Police experts carry equipment as they search for evidence outside an apartment in the Athens district of Neos Kosmos, on Tuesday.
Nine Turkish nationals, suspected of belonging to a banned militant left-wing Turkish terror group, will face an investigative magistrate on Wednesday after Greek anti-terrorist units found bomb-making equipment and detonators during raids at three apartments in Athens on Tuesday.
One of the suspects was wanted by Greek authorities in connection with an attempt by members of the outlawed Turkish terror group DHKP/C to transfer arms and explosives from the eastern Aegean island of Chios to Turkey in 2013.
Government officials said that the raids were not linked to next week’s official visit to Greece by Turkish President Recep Tayyip Erdogan.
However, officials at the Citizens’ Protection Ministry and police sources have not ruled out the possibility the suspects – eight men and one woman – were planning an attack against Erdogan during his visit.
The raids however could also be seen as a sign that Greek security arrangements are in full swing ahead of Erdogan’s arrival.
Government sources described yesterday’s operation as a “great success” for law enforcement, adding that the National Intelligence Service (EYP) played a significant role.
The raids took place at two homes in the district of Kallithea and one in Neos Cosmos. Police said they arrested three suspects at each residence.

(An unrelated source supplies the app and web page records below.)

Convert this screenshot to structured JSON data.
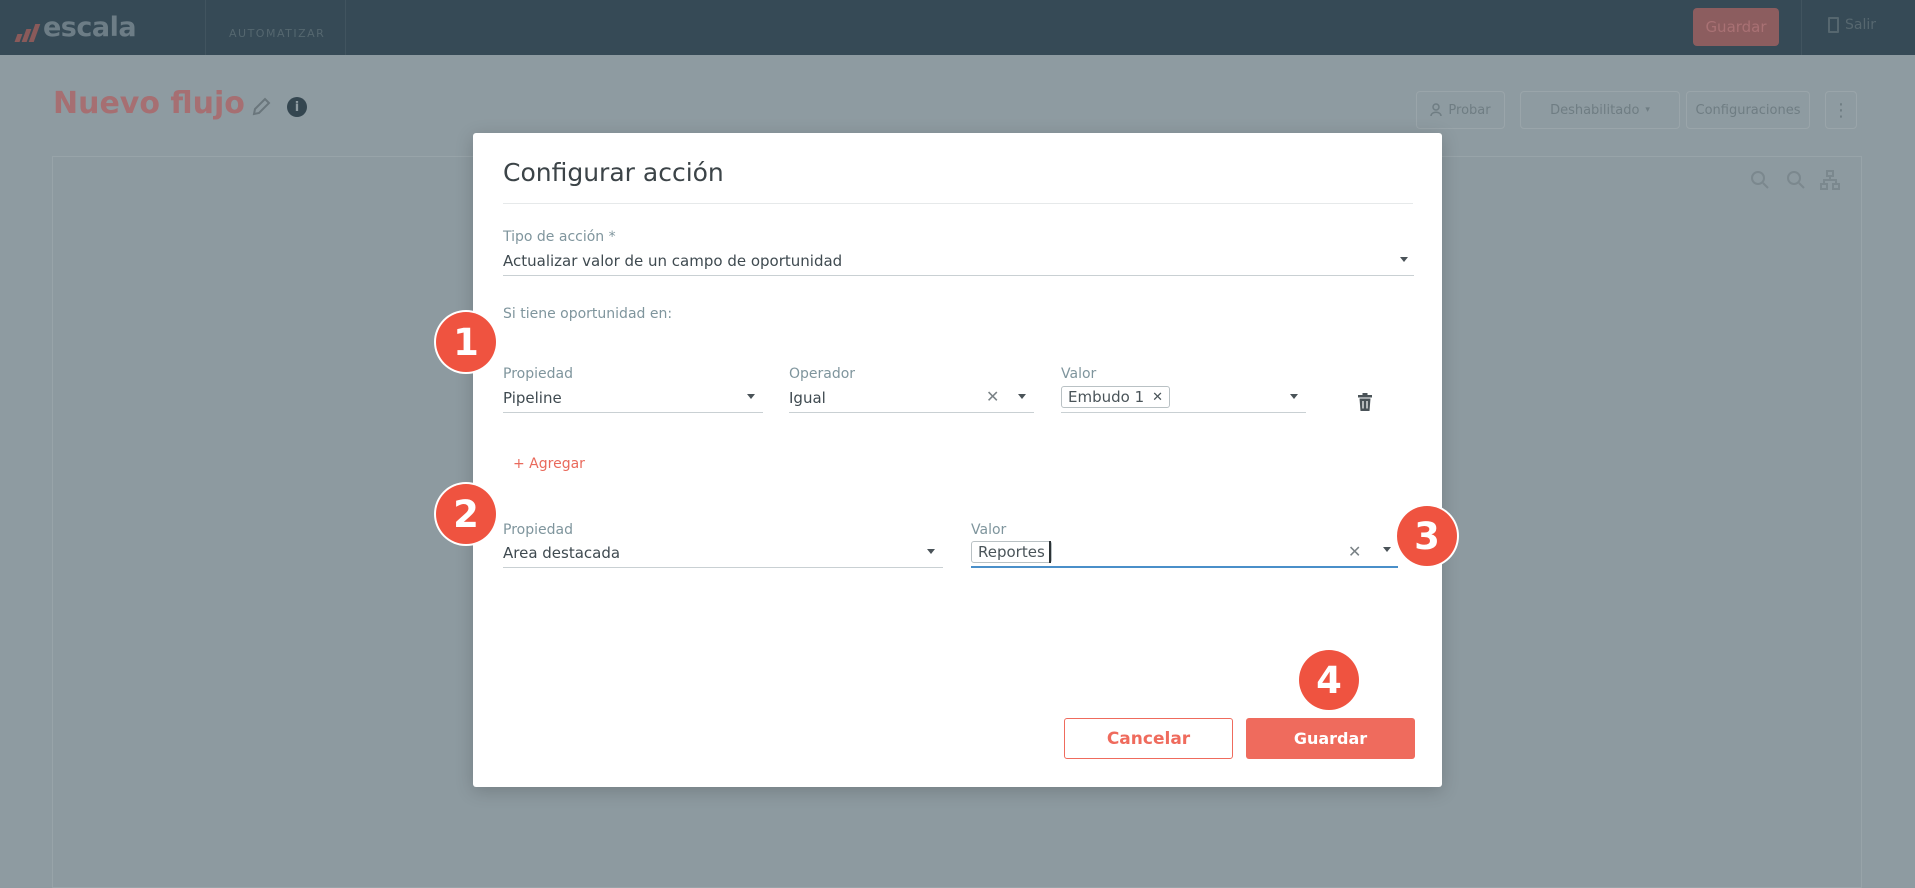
{
  "app": {
    "logo_text": "escala",
    "module": "AUTOMATIZAR",
    "top_save_label": "Guardar",
    "top_exit_label": "Salir"
  },
  "page": {
    "title": "Nuevo flujo",
    "buttons": {
      "test": "Probar",
      "status": "Deshabilitado",
      "settings": "Configuraciones"
    }
  },
  "modal": {
    "title": "Configurar acción",
    "action_type": {
      "label": "Tipo de acción *",
      "value": "Actualizar valor de un campo de oportunidad"
    },
    "condition_section_label": "Si tiene oportunidad en:",
    "condition": {
      "property_label": "Propiedad",
      "property_value": "Pipeline",
      "operator_label": "Operador",
      "operator_value": "Igual",
      "value_label": "Valor",
      "value_chip": "Embudo 1"
    },
    "add_link": "+ Agregar",
    "update": {
      "property_label": "Propiedad",
      "property_value": "Area destacada",
      "value_label": "Valor",
      "value_chip": "Reportes"
    },
    "cancel_label": "Cancelar",
    "save_label": "Guardar"
  },
  "badges": [
    "1",
    "2",
    "3",
    "4"
  ],
  "colors": {
    "accent": "#ef6b5d",
    "badge": "#ef5340",
    "topbar": "#364a56",
    "overlay_bg": "#8e9ba1"
  }
}
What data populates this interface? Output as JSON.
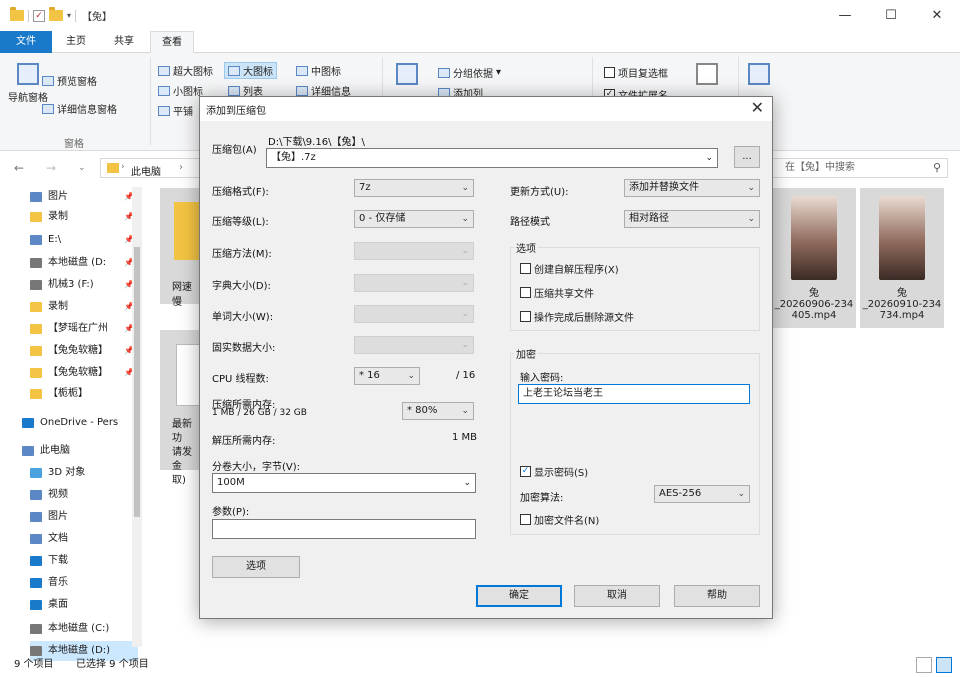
{
  "explorer": {
    "window_title": "【兔】",
    "tabs": [
      "文件",
      "主页",
      "共享",
      "查看"
    ],
    "ribbon": {
      "pane_group": {
        "nav_pane": "导航窗格",
        "preview_pane": "预览窗格",
        "details_pane": "详细信息窗格",
        "label": "窗格"
      },
      "layout": {
        "xlarge": "超大图标",
        "large": "大图标",
        "medium": "中图标",
        "small": "小图标",
        "list": "列表",
        "details": "详细信息",
        "tiles": "平铺"
      },
      "current_view": {
        "group_by": "分组依据",
        "add_column": "添加列"
      },
      "show_hide": {
        "item_checkboxes": "项目复选框",
        "file_extensions": "文件扩展名"
      }
    },
    "address": {
      "crumbs": [
        "此电脑",
        "›"
      ],
      "search_placeholder": "在【兔】中搜索"
    },
    "nav_items": [
      {
        "label": "图片",
        "color": "#5b87c5"
      },
      {
        "label": "录制",
        "color": "#f3c443"
      },
      {
        "label": "E:\\",
        "color": "#5b87c5"
      },
      {
        "label": "本地磁盘 (D:",
        "color": "#777777"
      },
      {
        "label": "机械3 (F:)",
        "color": "#777777"
      },
      {
        "label": "录制",
        "color": "#f3c443"
      },
      {
        "label": "【梦瑶在广州",
        "color": "#f3c443"
      },
      {
        "label": "【兔兔软糖】",
        "color": "#f3c443"
      },
      {
        "label": "【兔兔软糖】",
        "color": "#f3c443"
      },
      {
        "label": "【栀栀】",
        "color": "#f3c443"
      },
      {
        "label": "OneDrive - Pers",
        "color": "#1979ca"
      },
      {
        "label": "此电脑",
        "color": "#5b87c5"
      },
      {
        "label": "3D 对象",
        "color": "#4aa3df"
      },
      {
        "label": "视频",
        "color": "#5b87c5"
      },
      {
        "label": "图片",
        "color": "#5b87c5"
      },
      {
        "label": "文档",
        "color": "#5b87c5"
      },
      {
        "label": "下载",
        "color": "#1979ca"
      },
      {
        "label": "音乐",
        "color": "#1979ca"
      },
      {
        "label": "桌面",
        "color": "#1979ca"
      },
      {
        "label": "本地磁盘 (C:)",
        "color": "#777777"
      },
      {
        "label": "本地磁盘 (D:)",
        "color": "#777777"
      }
    ],
    "tiles_left": {
      "t1": "网速慢",
      "t2a": "最新功",
      "t2b": "请发金",
      "t2c": "取)"
    },
    "files": [
      {
        "name_line1": "兔",
        "name_line2": "_20260906-234",
        "name_line3": "405.mp4"
      },
      {
        "name_line1": "兔",
        "name_line2": "_20260910-234",
        "name_line3": "734.mp4"
      }
    ],
    "status": {
      "count": "9 个项目",
      "selected": "已选择 9 个项目"
    }
  },
  "dialog": {
    "title": "添加到压缩包",
    "archive_label": "压缩包(A)",
    "archive_path": "D:\\下载\\9.16\\【兔】\\",
    "archive_name": "【兔】.7z",
    "browse_label": "...",
    "format_label": "压缩格式(F):",
    "format_value": "7z",
    "level_label": "压缩等级(L):",
    "level_value": "0 - 仅存储",
    "method_label": "压缩方法(M):",
    "dict_label": "字典大小(D):",
    "word_label": "单词大小(W):",
    "solid_label": "固实数据大小:",
    "cpu_label": "CPU 线程数:",
    "cpu_value": "* 16",
    "cpu_max": "/ 16",
    "mem_comp_label": "压缩所需内存:",
    "mem_comp_sub": "1 MB / 26 GB / 32 GB",
    "mem_pct": "* 80%",
    "mem_decomp_label": "解压所需内存:",
    "mem_decomp_value": "1 MB",
    "split_label": "分卷大小，字节(V):",
    "split_value": "100M",
    "params_label": "参数(P):",
    "options_btn": "选项",
    "update_label": "更新方式(U):",
    "update_value": "添加并替换文件",
    "path_label": "路径模式",
    "path_value": "相对路径",
    "options_group": "选项",
    "opt_sfx": "创建自解压程序(X)",
    "opt_shared": "压缩共享文件",
    "opt_delete": "操作完成后删除源文件",
    "encrypt_group": "加密",
    "pwd_label": "输入密码:",
    "pwd_value": "上老王论坛当老王",
    "show_pwd": "显示密码(S)",
    "enc_method_label": "加密算法:",
    "enc_method_value": "AES-256",
    "enc_names": "加密文件名(N)",
    "ok": "确定",
    "cancel": "取消",
    "help": "帮助"
  }
}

A source from the Citizens’ Protection Ministry told Kathimerini that most of the suspects had been in Greece for less than a year, while the three apartments were rented out just a few weeks ago.
Police are also examining the possibility that the nine suspects may have rented more properties in the same suburbs.
Officials said that they found chemical substances that are available commercially that can be used to make explosives, as well as a CZ pistol, dynamite sticks, cables and timers used in the manufacture of makeshift devices.
Experts were also examining the contents of USBs and laptops that were also confiscated as they could shed light on the group’s actions and intentions, authorities said.
“It’s clear that they were about to make an explosive mechanism,” a police source said, adding, however, that it was too early for officials to ascertain whether they planned “to use the devices on Greek soil or to transfer them to Turkey.”
In 2014 Greek police arrested a number of Turks in Athens and Thessaloniki on charges of DHKP/C membership.